Run All Night, 2015.
Directed by Jaume Collet-Serra.
Starring Liam Neeson, Joel Kinnaman, Ed Harris, Genesis Rodriguez, Vincent D’Onofrio, Boyd Holbrook, Common and Holt McCallany.
Mobster and hit man Jimmy Conlon has one night to figure out where his loyalties lie: with his estranged son, Mike, whose life is in danger, or his longtime best friend, mob boss Shawn Maguire, who wants Mike to pay for the death of his own son.
When Liam Neeson first purposefully told those pesky bad guys in Taken that he’d find them, and then kill them, few (even Neeson himself) would have envisioned his career taking such a dramatic shift into becoming an action star. Even whilst the likes of Stallone and Schwarzenegger found themselves having a brief renaissance thanks to The Expendables franchise, the interest in them soon waned, whilst Neeson has remained fairly bankable.
The Taken franchise has made a fortune, and his other actioners have turned tidy profits compared to their modest budgets. The key is of course, not overextending themselves. It would be a huge gamble for Neeson to headline a $100 million budget action picture (particularly if not part of the Taken franchise), but the studios have sensibly kept budgets down, whilst still allowing enough bank for the buck that Neeson can crack plenty of skulls. Neeson has taken to his new role as chief action man (of a certain age) with aplomb and in addition offers the sort of gravitas and acting ability that a lot of his more established contemporaries such as Arnold and Sly, either don’t have, or have long since lost the ability to deliver.
Run All Night marks the third collaboration between Neeson and director Jaume Collet-Serra (The Unknown and Non-Stop). Both previous team-ups were high concept, slightly daft but none-the-less enjoyable action thrillers.
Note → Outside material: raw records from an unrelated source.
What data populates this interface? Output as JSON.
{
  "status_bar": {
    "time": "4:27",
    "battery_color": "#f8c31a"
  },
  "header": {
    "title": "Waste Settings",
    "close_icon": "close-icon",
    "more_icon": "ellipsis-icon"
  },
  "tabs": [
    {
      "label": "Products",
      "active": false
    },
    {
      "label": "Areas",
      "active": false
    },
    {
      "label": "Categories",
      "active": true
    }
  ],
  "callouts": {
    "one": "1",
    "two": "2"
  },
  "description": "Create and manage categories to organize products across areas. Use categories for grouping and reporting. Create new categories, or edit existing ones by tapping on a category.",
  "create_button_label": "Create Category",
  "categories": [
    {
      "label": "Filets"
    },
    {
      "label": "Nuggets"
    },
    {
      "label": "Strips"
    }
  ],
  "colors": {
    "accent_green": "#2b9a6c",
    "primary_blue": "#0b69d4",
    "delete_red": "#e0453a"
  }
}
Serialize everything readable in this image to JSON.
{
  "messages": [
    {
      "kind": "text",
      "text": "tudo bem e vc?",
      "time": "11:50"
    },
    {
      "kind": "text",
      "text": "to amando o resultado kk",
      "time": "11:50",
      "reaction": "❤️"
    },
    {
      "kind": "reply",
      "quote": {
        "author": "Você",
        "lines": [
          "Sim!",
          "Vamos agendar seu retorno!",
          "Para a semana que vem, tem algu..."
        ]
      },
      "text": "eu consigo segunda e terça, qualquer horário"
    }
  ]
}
Much in those films rested on the screen presence of Neeson and his ability to add depth to the two-dimensional characters put before him in script format. Not only can Neeson deliver believability in the characters he’s playing, but also in their physicality and actions. He’s certainly not out of place when the shit hits the fan and the carnage ensues.
Run All Night is a more straight down the middle film than the previous two Collet-Serra collaborations. There’s no high concept here or need for a third act twist, it’s just a gritty, balls to the wall action thriller very much in the vein of the sort of revenge themed films of the 70’s. When Michael Conlon witnesses the son of crime boss Shawn Maguire (Ed Harris) killing a couple of Albanian drug dealers in a deal gone bad, Maguire junior (Boyd Holbrook) goes after Conlon with the intention of killing him. Jimmy Conlon (Neeson), childhood friend (and former employee) of Shawn, intervenes and kills Shawn’s son. Maguire demands retribution. He wants Michael dead, but Jimmy must do everything in his power, over the course of one night to make sure his estranged son survives, whilst also clearing Mike’s name having been implicated for an ever growing line up of dead bodies.
This is a dark, brooding and relentless action thriller. There’s nothing new here whatsoever. It’s steeped in darkness and the sort of mood that was prevalent throughout American cinema in the 70’s. Jimmy is a character drinking himself into the grave, haunted by the sins of his past. It’s not a cheery movie and doesn’t aim to paint many of the characters in a positive light, but there is hope for Michael, and it’s that which drives Jimmy to keep his son alive, whilst ensuring that Mike doesn’t get blood on his hands.
The cast really elevate the simple idea. Neeson is typically solid in this sort of role. Once again he portrays his character with pathos and believability, and of course when push comes to shove, he’s believable as a physical force. Ed Harris adds a lot of texture to his role. Again, it’s not a role that breaks any new ground, and much like Neeson, Harris can do this sort of thing in his sleep, but he’s fantastic here and the scenes between he and Neeson in particular are very good. They take the familiar, what we have seen in other films of this genre many times and elevate those scenes. Elsewhere Holbrook impresses in his brief role as Danny Maguire and Joel Kinnaman is also very good as Mike. Nick Nolte pops up briefly, if only to leave audiences wondering just what the hell has happened to Nick Nolte.
There is a decent amount of action here. Collet-Sera perhaps indulges in a few too many stylistic flourishes but on the whole it’s a good looking film with some solid set pieces (without anything greatly memorable). The music by Junkie XL (yes…seriously) is rousing, if a little formulaic.
Ultimately as the early box office takings suggest, this is a solid enough thriller, but the lack of a high concept probably hasn’t helped in attracting a bigger audience as Non-Stop did (and the R rating means a smaller audience too). Much like A Walk Among the Tombstones, it’ll do solid and unspectacular business and is a decent time passer. Not memorable, not ground breaking in any way, but delivered by a talented cast and serviceable director.
Flickering Myth Rating – Film: ★ ★ ★ / Movie: ★ ★ ★